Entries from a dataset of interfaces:
%%

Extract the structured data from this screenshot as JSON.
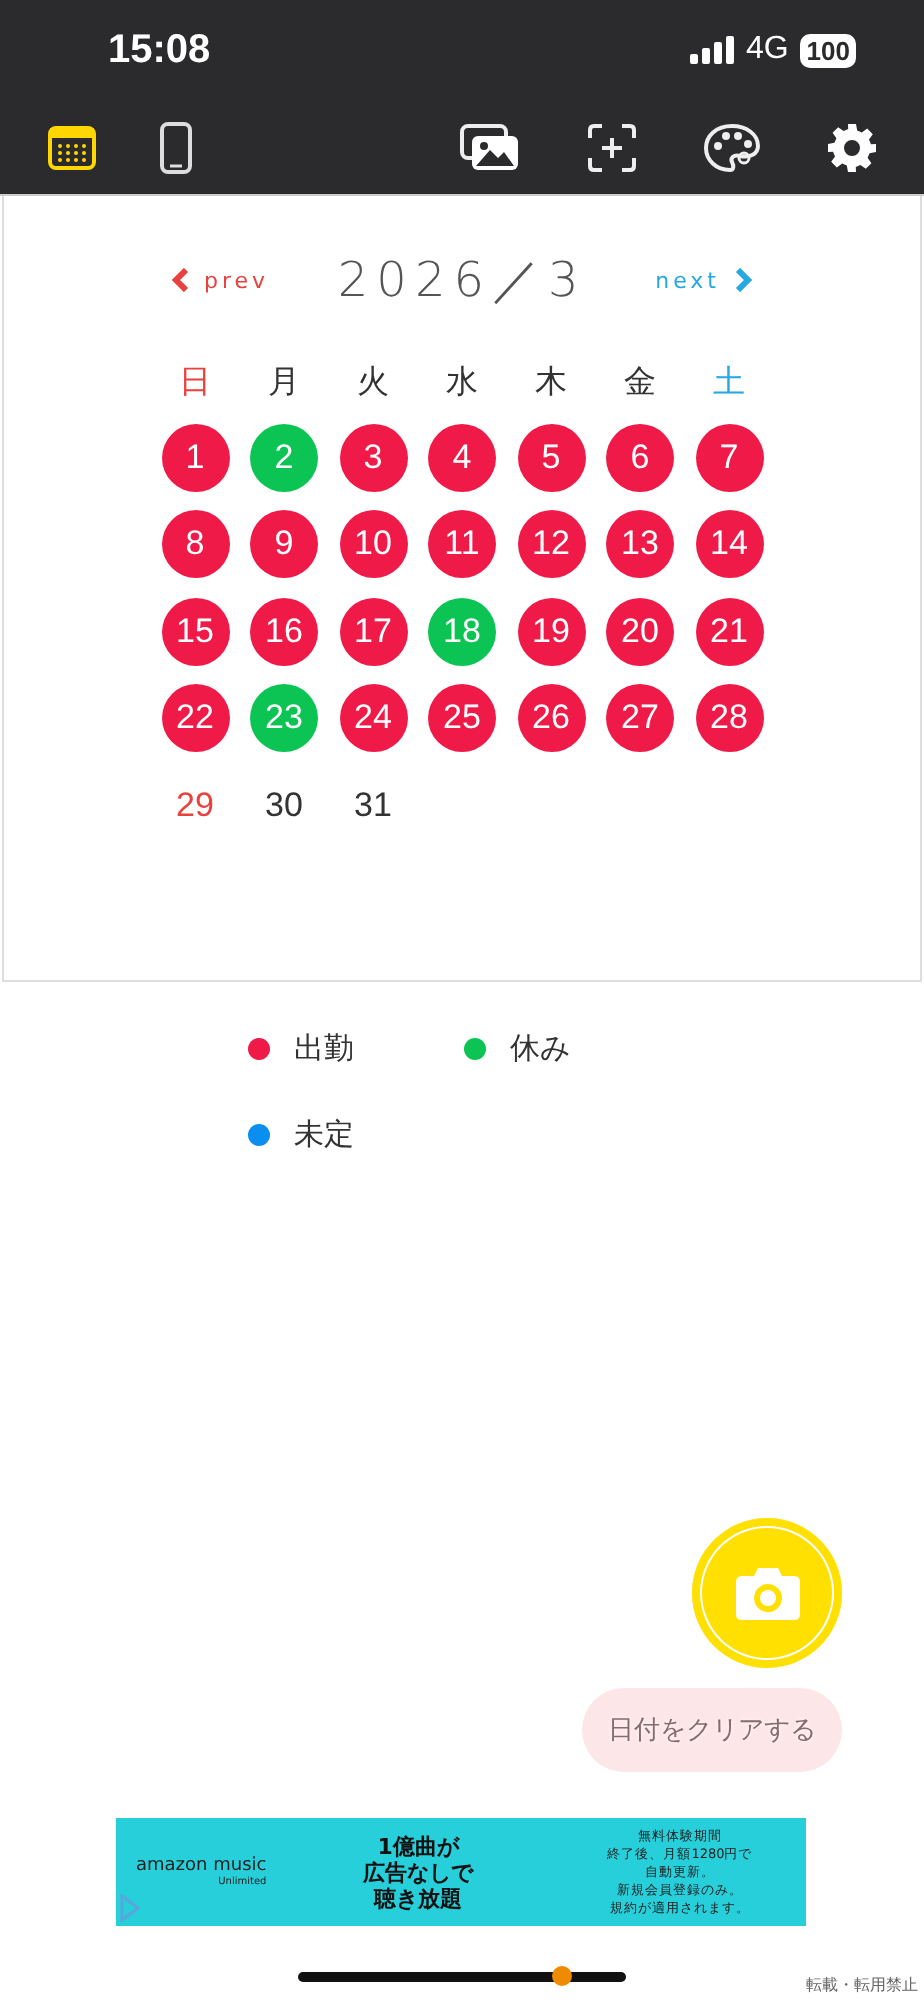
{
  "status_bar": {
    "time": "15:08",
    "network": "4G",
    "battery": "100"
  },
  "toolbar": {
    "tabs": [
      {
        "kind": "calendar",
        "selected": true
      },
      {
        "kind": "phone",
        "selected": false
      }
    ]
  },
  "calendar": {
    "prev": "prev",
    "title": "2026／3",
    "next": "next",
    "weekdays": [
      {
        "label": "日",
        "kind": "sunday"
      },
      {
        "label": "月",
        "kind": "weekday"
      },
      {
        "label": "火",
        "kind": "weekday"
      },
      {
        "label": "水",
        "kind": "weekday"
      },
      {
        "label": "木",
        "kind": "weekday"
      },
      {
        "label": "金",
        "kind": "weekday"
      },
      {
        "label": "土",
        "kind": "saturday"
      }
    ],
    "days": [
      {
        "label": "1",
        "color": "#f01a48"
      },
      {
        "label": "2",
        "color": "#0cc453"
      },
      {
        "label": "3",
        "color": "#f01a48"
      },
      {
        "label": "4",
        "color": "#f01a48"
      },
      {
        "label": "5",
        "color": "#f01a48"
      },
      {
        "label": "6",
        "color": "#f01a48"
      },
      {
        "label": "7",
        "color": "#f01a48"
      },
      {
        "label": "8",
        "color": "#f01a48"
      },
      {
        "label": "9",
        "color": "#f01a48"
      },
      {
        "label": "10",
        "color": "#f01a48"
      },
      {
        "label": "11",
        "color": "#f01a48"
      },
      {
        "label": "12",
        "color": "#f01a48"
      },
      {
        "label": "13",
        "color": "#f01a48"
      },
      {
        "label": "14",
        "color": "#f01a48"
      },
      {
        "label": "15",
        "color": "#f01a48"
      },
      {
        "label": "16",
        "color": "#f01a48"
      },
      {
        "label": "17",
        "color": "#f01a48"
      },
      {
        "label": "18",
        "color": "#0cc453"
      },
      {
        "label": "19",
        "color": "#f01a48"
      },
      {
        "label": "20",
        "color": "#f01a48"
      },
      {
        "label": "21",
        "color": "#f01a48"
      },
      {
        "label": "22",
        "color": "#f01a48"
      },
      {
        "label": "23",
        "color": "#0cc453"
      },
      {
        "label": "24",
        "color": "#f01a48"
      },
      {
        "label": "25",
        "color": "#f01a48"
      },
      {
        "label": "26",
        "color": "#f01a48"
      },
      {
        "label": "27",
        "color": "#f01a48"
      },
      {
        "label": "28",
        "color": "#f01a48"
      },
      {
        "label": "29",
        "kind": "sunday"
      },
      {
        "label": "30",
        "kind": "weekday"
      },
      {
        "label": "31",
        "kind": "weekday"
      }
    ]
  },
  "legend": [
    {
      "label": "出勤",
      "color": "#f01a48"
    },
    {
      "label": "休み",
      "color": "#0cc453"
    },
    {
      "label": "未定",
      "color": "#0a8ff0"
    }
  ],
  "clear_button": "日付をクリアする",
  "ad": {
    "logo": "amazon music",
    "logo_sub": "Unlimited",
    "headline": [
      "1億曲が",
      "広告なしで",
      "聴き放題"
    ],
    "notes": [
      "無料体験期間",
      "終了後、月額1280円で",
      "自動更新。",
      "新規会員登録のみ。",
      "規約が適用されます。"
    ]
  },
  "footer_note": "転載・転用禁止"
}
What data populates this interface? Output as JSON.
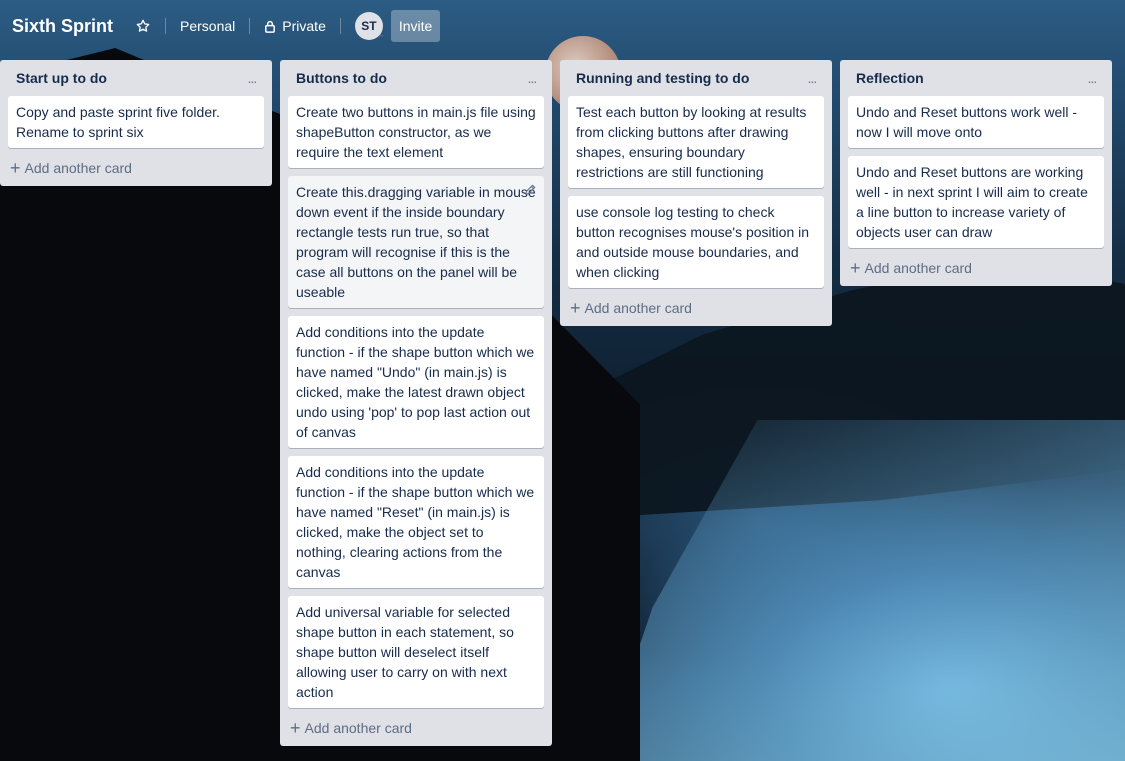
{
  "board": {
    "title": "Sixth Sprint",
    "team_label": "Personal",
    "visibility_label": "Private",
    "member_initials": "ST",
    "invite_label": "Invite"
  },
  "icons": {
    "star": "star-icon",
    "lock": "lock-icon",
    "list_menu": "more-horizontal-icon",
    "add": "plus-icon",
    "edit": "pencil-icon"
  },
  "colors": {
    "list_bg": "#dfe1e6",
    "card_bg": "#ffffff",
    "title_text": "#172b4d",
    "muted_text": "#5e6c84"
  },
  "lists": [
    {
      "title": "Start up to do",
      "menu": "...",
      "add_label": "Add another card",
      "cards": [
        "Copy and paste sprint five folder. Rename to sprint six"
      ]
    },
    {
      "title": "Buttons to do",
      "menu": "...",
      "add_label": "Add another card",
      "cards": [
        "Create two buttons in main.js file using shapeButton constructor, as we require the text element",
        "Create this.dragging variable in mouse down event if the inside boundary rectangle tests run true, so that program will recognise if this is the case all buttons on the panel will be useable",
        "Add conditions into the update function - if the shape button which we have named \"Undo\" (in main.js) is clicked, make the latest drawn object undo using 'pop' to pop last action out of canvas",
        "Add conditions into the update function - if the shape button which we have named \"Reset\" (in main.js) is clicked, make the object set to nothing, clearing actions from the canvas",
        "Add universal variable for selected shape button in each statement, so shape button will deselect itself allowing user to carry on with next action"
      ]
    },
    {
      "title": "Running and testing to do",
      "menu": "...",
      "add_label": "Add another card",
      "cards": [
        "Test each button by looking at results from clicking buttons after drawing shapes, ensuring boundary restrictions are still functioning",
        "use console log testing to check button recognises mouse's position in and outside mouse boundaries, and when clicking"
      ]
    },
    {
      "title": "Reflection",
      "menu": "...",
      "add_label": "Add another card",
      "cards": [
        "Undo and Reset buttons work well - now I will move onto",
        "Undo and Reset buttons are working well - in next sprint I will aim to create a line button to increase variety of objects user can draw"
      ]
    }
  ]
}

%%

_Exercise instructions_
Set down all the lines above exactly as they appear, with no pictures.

_Solution to this problem_
Extract the structured data from this screenshot as JSON.
{
  "status_bar": {
    "time": "15:08",
    "network": "4G",
    "battery": "100"
  },
  "toolbar": {
    "tabs": [
      {
        "kind": "calendar",
        "selected": true
      },
      {
        "kind": "phone",
        "selected": false
      }
    ]
  },
  "calendar": {
    "prev": "prev",
    "title": "2026／3",
    "next": "next",
    "weekdays": [
      {
        "label": "日",
        "kind": "sunday"
      },
      {
        "label": "月",
        "kind": "weekday"
      },
      {
        "label": "火",
        "kind": "weekday"
      },
      {
        "label": "水",
        "kind": "weekday"
      },
      {
        "label": "木",
        "kind": "weekday"
      },
      {
        "label": "金",
        "kind": "weekday"
      },
      {
        "label": "土",
        "kind": "saturday"
      }
    ],
    "days": [
      {
        "label": "1",
        "color": "#f01a48"
      },
      {
        "label": "2",
        "color": "#0cc453"
      },
      {
        "label": "3",
        "color": "#f01a48"
      },
      {
        "label": "4",
        "color": "#f01a48"
      },
      {
        "label": "5",
        "color": "#f01a48"
      },
      {
        "label": "6",
        "color": "#f01a48"
      },
      {
        "label": "7",
        "color": "#f01a48"
      },
      {
        "label": "8",
        "color": "#f01a48"
      },
      {
        "label": "9",
        "color": "#f01a48"
      },
      {
        "label": "10",
        "color": "#f01a48"
      },
      {
        "label": "11",
        "color": "#f01a48"
      },
      {
        "label": "12",
        "color": "#f01a48"
      },
      {
        "label": "13",
        "color": "#f01a48"
      },
      {
        "label": "14",
        "color": "#f01a48"
      },
      {
        "label": "15",
        "color": "#f01a48"
      },
      {
        "label": "16",
        "color": "#f01a48"
      },
      {
        "label": "17",
        "color": "#f01a48"
      },
      {
        "label": "18",
        "color": "#0cc453"
      },
      {
        "label": "19",
        "color": "#f01a48"
      },
      {
        "label": "20",
        "color": "#f01a48"
      },
      {
        "label": "21",
        "color": "#f01a48"
      },
      {
        "label": "22",
        "color": "#f01a48"
      },
      {
        "label": "23",
        "color": "#0cc453"
      },
      {
        "label": "24",
        "color": "#f01a48"
      },
      {
        "label": "25",
        "color": "#f01a48"
      },
      {
        "label": "26",
        "color": "#f01a48"
      },
      {
        "label": "27",
        "color": "#f01a48"
      },
      {
        "label": "28",
        "color": "#f01a48"
      },
      {
        "label": "29",
        "kind": "sunday"
      },
      {
        "label": "30",
        "kind": "weekday"
      },
      {
        "label": "31",
        "kind": "weekday"
      }
    ]
  },
  "legend": [
    {
      "label": "出勤",
      "color": "#f01a48"
    },
    {
      "label": "休み",
      "color": "#0cc453"
    },
    {
      "label": "未定",
      "color": "#0a8ff0"
    }
  ],
  "clear_button": "日付をクリアする",
  "ad": {
    "logo": "amazon music",
    "logo_sub": "Unlimited",
    "headline": [
      "1億曲が",
      "広告なしで",
      "聴き放題"
    ],
    "notes": [
      "無料体験期間",
      "終了後、月額1280円で",
      "自動更新。",
      "新規会員登録のみ。",
      "規約が適用されます。"
    ]
  },
  "footer_note": "転載・転用禁止"
}
What data populates this interface? Output as JSON.
{
  "board": {
    "title": "Sixth Sprint",
    "team_label": "Personal",
    "visibility_label": "Private",
    "member_initials": "ST",
    "invite_label": "Invite"
  },
  "icons": {
    "star": "star-icon",
    "lock": "lock-icon",
    "list_menu": "more-horizontal-icon",
    "add": "plus-icon",
    "edit": "pencil-icon"
  },
  "colors": {
    "list_bg": "#dfe1e6",
    "card_bg": "#ffffff",
    "title_text": "#172b4d",
    "muted_text": "#5e6c84"
  },
  "lists": [
    {
      "title": "Start up to do",
      "menu": "...",
      "add_label": "Add another card",
      "cards": [
        "Copy and paste sprint five folder. Rename to sprint six"
      ]
    },
    {
      "title": "Buttons to do",
      "menu": "...",
      "add_label": "Add another card",
      "cards": [
        "Create two buttons in main.js file using shapeButton constructor, as we require the text element",
        "Create this.dragging variable in mouse down event if the inside boundary rectangle tests run true, so that program will recognise if this is the case all buttons on the panel will be useable",
        "Add conditions into the update function - if the shape button which we have named \"Undo\" (in main.js) is clicked, make the latest drawn object undo using 'pop' to pop last action out of canvas",
        "Add conditions into the update function - if the shape button which we have named \"Reset\" (in main.js) is clicked, make the object set to nothing, clearing actions from the canvas",
        "Add universal variable for selected shape button in each statement, so shape button will deselect itself allowing user to carry on with next action"
      ]
    },
    {
      "title": "Running and testing to do",
      "menu": "...",
      "add_label": "Add another card",
      "cards": [
        "Test each button by looking at results from clicking buttons after drawing shapes, ensuring boundary restrictions are still functioning",
        "use console log testing to check button recognises mouse's position in and outside mouse boundaries, and when clicking"
      ]
    },
    {
      "title": "Reflection",
      "menu": "...",
      "add_label": "Add another card",
      "cards": [
        "Undo and Reset buttons work well - now I will move onto",
        "Undo and Reset buttons are working well - in next sprint I will aim to create a line button to increase variety of objects user can draw"
      ]
    }
  ]
}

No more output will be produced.